* _Exercise data_:
···

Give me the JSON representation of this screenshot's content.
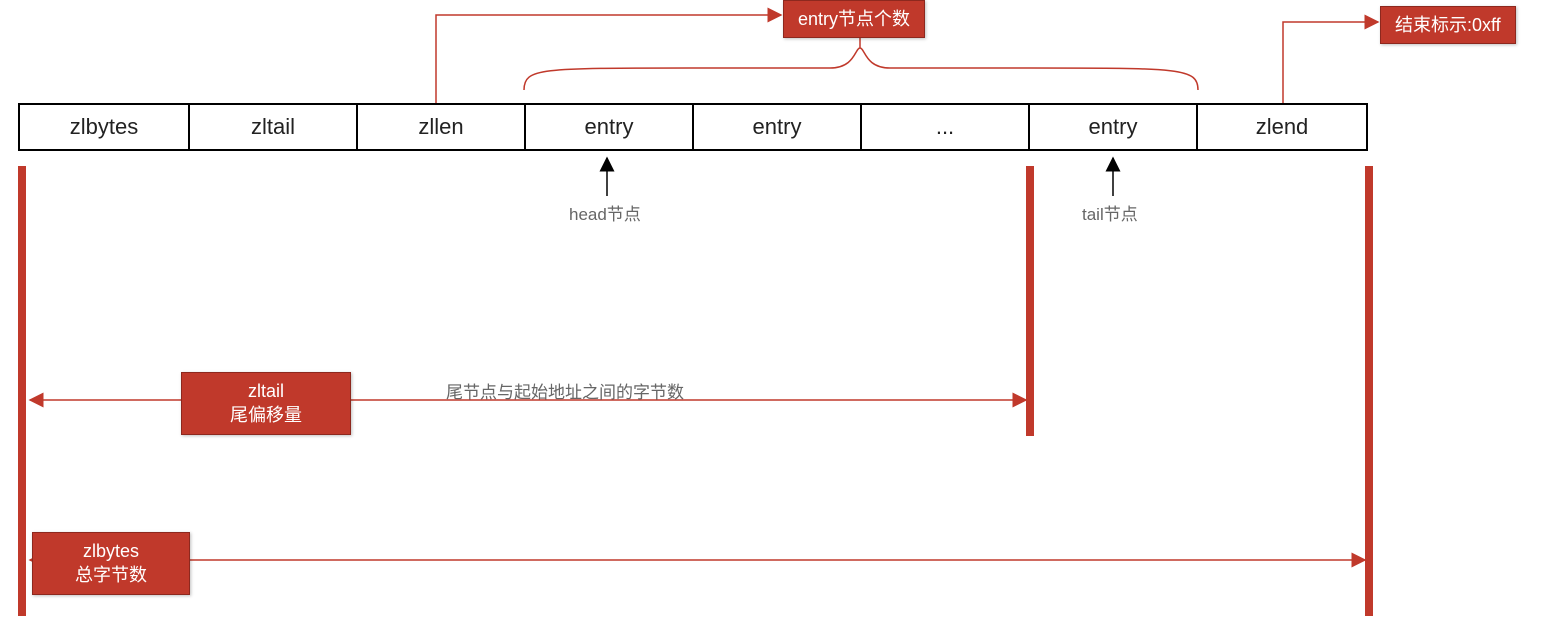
{
  "cells": {
    "zlbytes": "zlbytes",
    "zltail": "zltail",
    "zllen": "zllen",
    "entry1": "entry",
    "entry2": "entry",
    "ellipsis": "...",
    "entryN": "entry",
    "zlend": "zlend"
  },
  "labels": {
    "entryCount": "entry节点个数",
    "endMark": "结束标示:0xff",
    "headNode": "head节点",
    "tailNode": "tail节点",
    "zltailTitle": "zltail",
    "zltailSub": "尾偏移量",
    "zltailDesc": "尾节点与起始地址之间的字节数",
    "zlbytesTitle": "zlbytes",
    "zlbytesSub": "总字节数"
  }
}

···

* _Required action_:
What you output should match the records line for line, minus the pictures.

* _Solution for this exercise_:
Give me the JSON representation of this screenshot's content.
{
  "cells": {
    "zlbytes": "zlbytes",
    "zltail": "zltail",
    "zllen": "zllen",
    "entry1": "entry",
    "entry2": "entry",
    "ellipsis": "...",
    "entryN": "entry",
    "zlend": "zlend"
  },
  "labels": {
    "entryCount": "entry节点个数",
    "endMark": "结束标示:0xff",
    "headNode": "head节点",
    "tailNode": "tail节点",
    "zltailTitle": "zltail",
    "zltailSub": "尾偏移量",
    "zltailDesc": "尾节点与起始地址之间的字节数",
    "zlbytesTitle": "zlbytes",
    "zlbytesSub": "总字节数"
  }
}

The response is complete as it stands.